Task details:
Among the entries below, how many lines contain the string "possible"? Only the number, please.

Given entries:
========

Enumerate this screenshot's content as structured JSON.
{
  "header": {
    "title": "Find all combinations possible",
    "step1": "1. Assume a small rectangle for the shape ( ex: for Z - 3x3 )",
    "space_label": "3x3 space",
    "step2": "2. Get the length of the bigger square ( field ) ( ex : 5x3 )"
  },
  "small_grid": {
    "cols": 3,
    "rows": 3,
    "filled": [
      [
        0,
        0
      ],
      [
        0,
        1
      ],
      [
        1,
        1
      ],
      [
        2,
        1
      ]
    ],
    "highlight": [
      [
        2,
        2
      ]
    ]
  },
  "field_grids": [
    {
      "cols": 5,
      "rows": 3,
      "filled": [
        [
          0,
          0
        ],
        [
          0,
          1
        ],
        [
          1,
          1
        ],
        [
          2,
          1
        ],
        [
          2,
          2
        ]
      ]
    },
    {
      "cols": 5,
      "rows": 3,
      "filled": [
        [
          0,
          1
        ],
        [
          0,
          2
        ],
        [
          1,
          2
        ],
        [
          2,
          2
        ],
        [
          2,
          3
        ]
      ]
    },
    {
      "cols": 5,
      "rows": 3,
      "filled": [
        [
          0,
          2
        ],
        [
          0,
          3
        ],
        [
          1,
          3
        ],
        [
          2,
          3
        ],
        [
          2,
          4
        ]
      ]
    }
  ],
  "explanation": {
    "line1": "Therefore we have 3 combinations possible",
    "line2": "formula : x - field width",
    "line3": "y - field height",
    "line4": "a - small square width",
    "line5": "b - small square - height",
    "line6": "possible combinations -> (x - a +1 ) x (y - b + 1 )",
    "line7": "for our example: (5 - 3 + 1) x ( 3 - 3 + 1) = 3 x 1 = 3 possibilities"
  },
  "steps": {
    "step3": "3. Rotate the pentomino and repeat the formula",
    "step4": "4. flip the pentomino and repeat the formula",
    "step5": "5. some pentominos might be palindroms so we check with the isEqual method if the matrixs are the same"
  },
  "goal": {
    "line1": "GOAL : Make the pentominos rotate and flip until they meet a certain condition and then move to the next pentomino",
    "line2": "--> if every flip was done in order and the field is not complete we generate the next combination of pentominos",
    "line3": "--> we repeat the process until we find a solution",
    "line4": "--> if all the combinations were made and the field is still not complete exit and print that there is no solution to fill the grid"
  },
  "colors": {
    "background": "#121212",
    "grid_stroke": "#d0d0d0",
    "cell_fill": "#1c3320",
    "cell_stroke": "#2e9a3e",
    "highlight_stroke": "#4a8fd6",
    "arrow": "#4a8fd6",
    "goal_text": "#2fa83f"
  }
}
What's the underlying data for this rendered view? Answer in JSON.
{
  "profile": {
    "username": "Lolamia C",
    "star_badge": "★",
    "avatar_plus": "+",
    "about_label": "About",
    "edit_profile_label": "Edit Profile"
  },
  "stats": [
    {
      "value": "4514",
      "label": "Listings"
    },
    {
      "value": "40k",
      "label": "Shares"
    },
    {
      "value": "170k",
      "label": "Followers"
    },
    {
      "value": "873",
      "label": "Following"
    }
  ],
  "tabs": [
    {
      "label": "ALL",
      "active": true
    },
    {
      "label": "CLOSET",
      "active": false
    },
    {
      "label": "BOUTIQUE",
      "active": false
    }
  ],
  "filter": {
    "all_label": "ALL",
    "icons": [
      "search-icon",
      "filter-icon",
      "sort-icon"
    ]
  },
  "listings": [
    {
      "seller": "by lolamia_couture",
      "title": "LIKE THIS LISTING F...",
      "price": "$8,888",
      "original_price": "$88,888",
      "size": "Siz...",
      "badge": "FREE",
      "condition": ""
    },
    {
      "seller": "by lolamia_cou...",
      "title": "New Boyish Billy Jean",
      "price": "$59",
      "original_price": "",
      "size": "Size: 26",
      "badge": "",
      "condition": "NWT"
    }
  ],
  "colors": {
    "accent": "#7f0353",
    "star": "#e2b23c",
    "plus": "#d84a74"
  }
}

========

Result for this task:
3